Excerpts from an interface dataset:
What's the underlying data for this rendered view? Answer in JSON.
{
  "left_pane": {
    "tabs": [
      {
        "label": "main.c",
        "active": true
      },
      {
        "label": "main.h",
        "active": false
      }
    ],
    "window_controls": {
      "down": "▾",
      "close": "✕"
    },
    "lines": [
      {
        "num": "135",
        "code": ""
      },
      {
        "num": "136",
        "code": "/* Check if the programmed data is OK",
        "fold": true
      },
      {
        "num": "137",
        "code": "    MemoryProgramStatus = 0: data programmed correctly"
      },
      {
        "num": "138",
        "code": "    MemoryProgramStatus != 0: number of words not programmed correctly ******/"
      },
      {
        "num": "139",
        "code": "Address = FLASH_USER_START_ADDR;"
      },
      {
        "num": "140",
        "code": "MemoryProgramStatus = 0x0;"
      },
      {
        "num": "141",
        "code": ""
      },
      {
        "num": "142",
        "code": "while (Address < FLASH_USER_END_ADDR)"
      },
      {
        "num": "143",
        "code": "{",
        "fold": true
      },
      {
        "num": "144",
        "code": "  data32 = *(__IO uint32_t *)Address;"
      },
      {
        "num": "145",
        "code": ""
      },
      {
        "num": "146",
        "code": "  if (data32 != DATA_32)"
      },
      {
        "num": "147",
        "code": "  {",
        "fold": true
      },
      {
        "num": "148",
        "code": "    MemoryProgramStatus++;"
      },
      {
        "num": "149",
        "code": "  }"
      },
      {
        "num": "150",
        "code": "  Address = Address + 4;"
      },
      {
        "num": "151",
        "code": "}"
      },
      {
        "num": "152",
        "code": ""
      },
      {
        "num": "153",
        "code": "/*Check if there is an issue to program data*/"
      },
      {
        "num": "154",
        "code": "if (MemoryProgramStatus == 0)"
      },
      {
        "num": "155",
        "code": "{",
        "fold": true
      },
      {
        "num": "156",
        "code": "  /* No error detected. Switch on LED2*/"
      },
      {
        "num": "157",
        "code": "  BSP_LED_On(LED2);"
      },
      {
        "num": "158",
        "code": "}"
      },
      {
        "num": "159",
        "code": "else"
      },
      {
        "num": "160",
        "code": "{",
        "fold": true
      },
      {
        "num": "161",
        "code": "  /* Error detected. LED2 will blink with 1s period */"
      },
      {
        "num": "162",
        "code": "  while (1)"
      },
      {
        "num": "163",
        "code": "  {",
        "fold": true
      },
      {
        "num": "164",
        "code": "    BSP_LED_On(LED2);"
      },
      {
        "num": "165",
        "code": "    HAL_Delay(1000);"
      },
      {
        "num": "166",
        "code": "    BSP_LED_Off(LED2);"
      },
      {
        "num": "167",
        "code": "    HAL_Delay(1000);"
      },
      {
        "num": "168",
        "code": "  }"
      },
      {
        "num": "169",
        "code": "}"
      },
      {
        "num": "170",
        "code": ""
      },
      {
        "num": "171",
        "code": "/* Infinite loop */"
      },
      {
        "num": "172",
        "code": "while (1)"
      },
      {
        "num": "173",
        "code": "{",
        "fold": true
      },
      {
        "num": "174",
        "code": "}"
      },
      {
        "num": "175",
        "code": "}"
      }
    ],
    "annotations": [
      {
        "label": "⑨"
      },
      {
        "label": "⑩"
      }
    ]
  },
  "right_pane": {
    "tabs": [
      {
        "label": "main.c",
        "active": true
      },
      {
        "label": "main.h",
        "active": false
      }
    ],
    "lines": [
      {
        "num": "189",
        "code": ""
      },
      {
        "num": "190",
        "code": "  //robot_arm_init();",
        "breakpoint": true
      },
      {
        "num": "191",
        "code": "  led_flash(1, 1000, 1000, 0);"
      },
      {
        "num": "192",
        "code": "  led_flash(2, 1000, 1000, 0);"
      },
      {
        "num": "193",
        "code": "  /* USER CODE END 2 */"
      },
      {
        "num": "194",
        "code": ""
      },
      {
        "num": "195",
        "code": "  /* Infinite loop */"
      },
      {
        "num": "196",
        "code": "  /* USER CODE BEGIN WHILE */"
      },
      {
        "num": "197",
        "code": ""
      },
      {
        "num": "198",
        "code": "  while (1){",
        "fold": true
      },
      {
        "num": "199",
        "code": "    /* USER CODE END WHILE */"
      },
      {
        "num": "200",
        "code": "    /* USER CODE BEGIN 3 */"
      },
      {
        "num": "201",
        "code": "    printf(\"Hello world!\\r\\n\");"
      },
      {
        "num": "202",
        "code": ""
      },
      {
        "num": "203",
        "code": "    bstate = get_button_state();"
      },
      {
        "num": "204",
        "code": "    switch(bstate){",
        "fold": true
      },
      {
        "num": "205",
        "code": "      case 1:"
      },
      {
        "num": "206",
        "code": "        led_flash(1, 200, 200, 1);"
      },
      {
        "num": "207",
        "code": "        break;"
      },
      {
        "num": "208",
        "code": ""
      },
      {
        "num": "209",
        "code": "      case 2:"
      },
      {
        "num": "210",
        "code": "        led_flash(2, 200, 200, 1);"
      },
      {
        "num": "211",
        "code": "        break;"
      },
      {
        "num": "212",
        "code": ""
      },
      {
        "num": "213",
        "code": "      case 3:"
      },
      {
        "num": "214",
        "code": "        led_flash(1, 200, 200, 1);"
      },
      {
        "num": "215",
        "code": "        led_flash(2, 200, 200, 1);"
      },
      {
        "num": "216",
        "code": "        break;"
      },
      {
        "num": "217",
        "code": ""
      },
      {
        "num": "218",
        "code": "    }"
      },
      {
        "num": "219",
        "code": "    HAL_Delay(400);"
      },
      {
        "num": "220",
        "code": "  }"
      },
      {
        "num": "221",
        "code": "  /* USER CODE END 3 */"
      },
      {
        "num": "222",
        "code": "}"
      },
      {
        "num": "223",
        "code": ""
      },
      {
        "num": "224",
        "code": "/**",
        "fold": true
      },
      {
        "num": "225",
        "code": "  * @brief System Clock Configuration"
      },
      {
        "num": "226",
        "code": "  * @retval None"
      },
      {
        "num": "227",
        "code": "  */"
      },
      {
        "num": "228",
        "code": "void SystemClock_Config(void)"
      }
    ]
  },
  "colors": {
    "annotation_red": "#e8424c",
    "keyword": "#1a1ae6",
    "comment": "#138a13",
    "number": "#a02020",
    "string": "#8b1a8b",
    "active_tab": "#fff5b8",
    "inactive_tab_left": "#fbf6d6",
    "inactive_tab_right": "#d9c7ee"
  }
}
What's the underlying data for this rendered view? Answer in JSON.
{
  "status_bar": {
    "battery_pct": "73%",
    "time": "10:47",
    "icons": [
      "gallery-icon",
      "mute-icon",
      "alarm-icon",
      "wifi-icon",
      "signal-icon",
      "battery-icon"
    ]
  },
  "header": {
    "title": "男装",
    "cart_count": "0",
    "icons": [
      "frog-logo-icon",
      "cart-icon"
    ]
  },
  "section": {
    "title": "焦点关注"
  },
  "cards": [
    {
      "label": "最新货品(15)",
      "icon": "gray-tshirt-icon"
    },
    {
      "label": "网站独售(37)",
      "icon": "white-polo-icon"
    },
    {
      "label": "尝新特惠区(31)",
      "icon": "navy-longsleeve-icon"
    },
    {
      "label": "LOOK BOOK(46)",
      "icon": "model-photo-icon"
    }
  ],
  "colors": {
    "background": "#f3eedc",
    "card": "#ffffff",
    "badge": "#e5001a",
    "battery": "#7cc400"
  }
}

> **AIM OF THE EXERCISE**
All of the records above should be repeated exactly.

> **COMPLETED EXERCISE**
What's the underlying data for this rendered view? Answer in JSON.
{
  "left_pane": {
    "tabs": [
      {
        "label": "main.c",
        "active": true
      },
      {
        "label": "main.h",
        "active": false
      }
    ],
    "window_controls": {
      "down": "▾",
      "close": "✕"
    },
    "lines": [
      {
        "num": "135",
        "code": ""
      },
      {
        "num": "136",
        "code": "/* Check if the programmed data is OK",
        "fold": true
      },
      {
        "num": "137",
        "code": "    MemoryProgramStatus = 0: data programmed correctly"
      },
      {
        "num": "138",
        "code": "    MemoryProgramStatus != 0: number of words not programmed correctly ******/"
      },
      {
        "num": "139",
        "code": "Address = FLASH_USER_START_ADDR;"
      },
      {
        "num": "140",
        "code": "MemoryProgramStatus = 0x0;"
      },
      {
        "num": "141",
        "code": ""
      },
      {
        "num": "142",
        "code": "while (Address < FLASH_USER_END_ADDR)"
      },
      {
        "num": "143",
        "code": "{",
        "fold": true
      },
      {
        "num": "144",
        "code": "  data32 = *(__IO uint32_t *)Address;"
      },
      {
        "num": "145",
        "code": ""
      },
      {
        "num": "146",
        "code": "  if (data32 != DATA_32)"
      },
      {
        "num": "147",
        "code": "  {",
        "fold": true
      },
      {
        "num": "148",
        "code": "    MemoryProgramStatus++;"
      },
      {
        "num": "149",
        "code": "  }"
      },
      {
        "num": "150",
        "code": "  Address = Address + 4;"
      },
      {
        "num": "151",
        "code": "}"
      },
      {
        "num": "152",
        "code": ""
      },
      {
        "num": "153",
        "code": "/*Check if there is an issue to program data*/"
      },
      {
        "num": "154",
        "code": "if (MemoryProgramStatus == 0)"
      },
      {
        "num": "155",
        "code": "{",
        "fold": true
      },
      {
        "num": "156",
        "code": "  /* No error detected. Switch on LED2*/"
      },
      {
        "num": "157",
        "code": "  BSP_LED_On(LED2);"
      },
      {
        "num": "158",
        "code": "}"
      },
      {
        "num": "159",
        "code": "else"
      },
      {
        "num": "160",
        "code": "{",
        "fold": true
      },
      {
        "num": "161",
        "code": "  /* Error detected. LED2 will blink with 1s period */"
      },
      {
        "num": "162",
        "code": "  while (1)"
      },
      {
        "num": "163",
        "code": "  {",
        "fold": true
      },
      {
        "num": "164",
        "code": "    BSP_LED_On(LED2);"
      },
      {
        "num": "165",
        "code": "    HAL_Delay(1000);"
      },
      {
        "num": "166",
        "code": "    BSP_LED_Off(LED2);"
      },
      {
        "num": "167",
        "code": "    HAL_Delay(1000);"
      },
      {
        "num": "168",
        "code": "  }"
      },
      {
        "num": "169",
        "code": "}"
      },
      {
        "num": "170",
        "code": ""
      },
      {
        "num": "171",
        "code": "/* Infinite loop */"
      },
      {
        "num": "172",
        "code": "while (1)"
      },
      {
        "num": "173",
        "code": "{",
        "fold": true
      },
      {
        "num": "174",
        "code": "}"
      },
      {
        "num": "175",
        "code": "}"
      }
    ],
    "annotations": [
      {
        "label": "⑨"
      },
      {
        "label": "⑩"
      }
    ]
  },
  "right_pane": {
    "tabs": [
      {
        "label": "main.c",
        "active": true
      },
      {
        "label": "main.h",
        "active": false
      }
    ],
    "lines": [
      {
        "num": "189",
        "code": ""
      },
      {
        "num": "190",
        "code": "  //robot_arm_init();",
        "breakpoint": true
      },
      {
        "num": "191",
        "code": "  led_flash(1, 1000, 1000, 0);"
      },
      {
        "num": "192",
        "code": "  led_flash(2, 1000, 1000, 0);"
      },
      {
        "num": "193",
        "code": "  /* USER CODE END 2 */"
      },
      {
        "num": "194",
        "code": ""
      },
      {
        "num": "195",
        "code": "  /* Infinite loop */"
      },
      {
        "num": "196",
        "code": "  /* USER CODE BEGIN WHILE */"
      },
      {
        "num": "197",
        "code": ""
      },
      {
        "num": "198",
        "code": "  while (1){",
        "fold": true
      },
      {
        "num": "199",
        "code": "    /* USER CODE END WHILE */"
      },
      {
        "num": "200",
        "code": "    /* USER CODE BEGIN 3 */"
      },
      {
        "num": "201",
        "code": "    printf(\"Hello world!\\r\\n\");"
      },
      {
        "num": "202",
        "code": ""
      },
      {
        "num": "203",
        "code": "    bstate = get_button_state();"
      },
      {
        "num": "204",
        "code": "    switch(bstate){",
        "fold": true
      },
      {
        "num": "205",
        "code": "      case 1:"
      },
      {
        "num": "206",
        "code": "        led_flash(1, 200, 200, 1);"
      },
      {
        "num": "207",
        "code": "        break;"
      },
      {
        "num": "208",
        "code": ""
      },
      {
        "num": "209",
        "code": "      case 2:"
      },
      {
        "num": "210",
        "code": "        led_flash(2, 200, 200, 1);"
      },
      {
        "num": "211",
        "code": "        break;"
      },
      {
        "num": "212",
        "code": ""
      },
      {
        "num": "213",
        "code": "      case 3:"
      },
      {
        "num": "214",
        "code": "        led_flash(1, 200, 200, 1);"
      },
      {
        "num": "215",
        "code": "        led_flash(2, 200, 200, 1);"
      },
      {
        "num": "216",
        "code": "        break;"
      },
      {
        "num": "217",
        "code": ""
      },
      {
        "num": "218",
        "code": "    }"
      },
      {
        "num": "219",
        "code": "    HAL_Delay(400);"
      },
      {
        "num": "220",
        "code": "  }"
      },
      {
        "num": "221",
        "code": "  /* USER CODE END 3 */"
      },
      {
        "num": "222",
        "code": "}"
      },
      {
        "num": "223",
        "code": ""
      },
      {
        "num": "224",
        "code": "/**",
        "fold": true
      },
      {
        "num": "225",
        "code": "  * @brief System Clock Configuration"
      },
      {
        "num": "226",
        "code": "  * @retval None"
      },
      {
        "num": "227",
        "code": "  */"
      },
      {
        "num": "228",
        "code": "void SystemClock_Config(void)"
      }
    ]
  },
  "colors": {
    "annotation_red": "#e8424c",
    "keyword": "#1a1ae6",
    "comment": "#138a13",
    "number": "#a02020",
    "string": "#8b1a8b",
    "active_tab": "#fff5b8",
    "inactive_tab_left": "#fbf6d6",
    "inactive_tab_right": "#d9c7ee"
  }
}
What's the underlying data for this rendered view? Answer in JSON.
{
  "status_bar": {
    "battery_pct": "73%",
    "time": "10:47",
    "icons": [
      "gallery-icon",
      "mute-icon",
      "alarm-icon",
      "wifi-icon",
      "signal-icon",
      "battery-icon"
    ]
  },
  "header": {
    "title": "男装",
    "cart_count": "0",
    "icons": [
      "frog-logo-icon",
      "cart-icon"
    ]
  },
  "section": {
    "title": "焦点关注"
  },
  "cards": [
    {
      "label": "最新货品(15)",
      "icon": "gray-tshirt-icon"
    },
    {
      "label": "网站独售(37)",
      "icon": "white-polo-icon"
    },
    {
      "label": "尝新特惠区(31)",
      "icon": "navy-longsleeve-icon"
    },
    {
      "label": "LOOK BOOK(46)",
      "icon": "model-photo-icon"
    }
  ],
  "colors": {
    "background": "#f3eedc",
    "card": "#ffffff",
    "badge": "#e5001a",
    "battery": "#7cc400"
  }
}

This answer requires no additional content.